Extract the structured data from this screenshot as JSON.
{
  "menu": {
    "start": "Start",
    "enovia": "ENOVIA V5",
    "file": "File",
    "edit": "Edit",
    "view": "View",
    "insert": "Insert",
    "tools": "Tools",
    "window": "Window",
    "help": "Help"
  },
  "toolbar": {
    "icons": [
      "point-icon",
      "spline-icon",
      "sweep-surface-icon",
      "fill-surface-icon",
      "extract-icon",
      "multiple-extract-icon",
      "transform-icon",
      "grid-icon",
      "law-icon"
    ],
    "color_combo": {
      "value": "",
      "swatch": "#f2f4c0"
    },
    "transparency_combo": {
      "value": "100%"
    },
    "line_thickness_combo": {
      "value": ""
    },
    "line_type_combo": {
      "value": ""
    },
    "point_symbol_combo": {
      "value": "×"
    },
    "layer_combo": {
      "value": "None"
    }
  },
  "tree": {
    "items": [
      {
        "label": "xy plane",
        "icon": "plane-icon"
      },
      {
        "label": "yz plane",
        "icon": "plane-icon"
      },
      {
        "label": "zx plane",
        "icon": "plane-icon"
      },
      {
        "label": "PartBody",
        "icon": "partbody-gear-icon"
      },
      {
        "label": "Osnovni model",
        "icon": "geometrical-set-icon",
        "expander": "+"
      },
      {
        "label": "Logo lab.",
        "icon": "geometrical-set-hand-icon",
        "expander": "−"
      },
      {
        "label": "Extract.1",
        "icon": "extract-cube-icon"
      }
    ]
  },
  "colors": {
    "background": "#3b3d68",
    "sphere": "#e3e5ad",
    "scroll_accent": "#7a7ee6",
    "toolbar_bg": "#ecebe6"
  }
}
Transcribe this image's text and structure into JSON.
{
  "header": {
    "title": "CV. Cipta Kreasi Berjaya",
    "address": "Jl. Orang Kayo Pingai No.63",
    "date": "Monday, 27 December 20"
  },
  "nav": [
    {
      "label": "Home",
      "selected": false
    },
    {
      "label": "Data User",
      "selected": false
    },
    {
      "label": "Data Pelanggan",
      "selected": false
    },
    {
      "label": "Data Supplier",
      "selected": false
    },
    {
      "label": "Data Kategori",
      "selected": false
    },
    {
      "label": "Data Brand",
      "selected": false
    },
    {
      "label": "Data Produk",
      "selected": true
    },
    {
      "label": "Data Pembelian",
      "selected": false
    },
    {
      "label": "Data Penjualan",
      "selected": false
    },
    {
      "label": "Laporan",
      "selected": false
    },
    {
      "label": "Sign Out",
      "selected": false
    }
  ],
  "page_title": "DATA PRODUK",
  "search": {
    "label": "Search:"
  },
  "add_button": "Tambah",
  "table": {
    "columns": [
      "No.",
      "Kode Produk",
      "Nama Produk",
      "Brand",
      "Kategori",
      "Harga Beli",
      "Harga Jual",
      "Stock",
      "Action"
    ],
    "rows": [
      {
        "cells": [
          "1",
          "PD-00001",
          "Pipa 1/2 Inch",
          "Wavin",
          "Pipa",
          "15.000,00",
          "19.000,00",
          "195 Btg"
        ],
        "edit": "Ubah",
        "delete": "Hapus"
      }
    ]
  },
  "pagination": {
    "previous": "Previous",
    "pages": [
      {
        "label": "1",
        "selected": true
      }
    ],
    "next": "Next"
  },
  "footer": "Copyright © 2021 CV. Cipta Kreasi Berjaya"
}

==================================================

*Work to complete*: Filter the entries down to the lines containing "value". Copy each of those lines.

*Result for this exercise*:
      "value": "",
      "value": "100%"
      "value": ""
      "value": ""
      "value": "×"
      "value": "None"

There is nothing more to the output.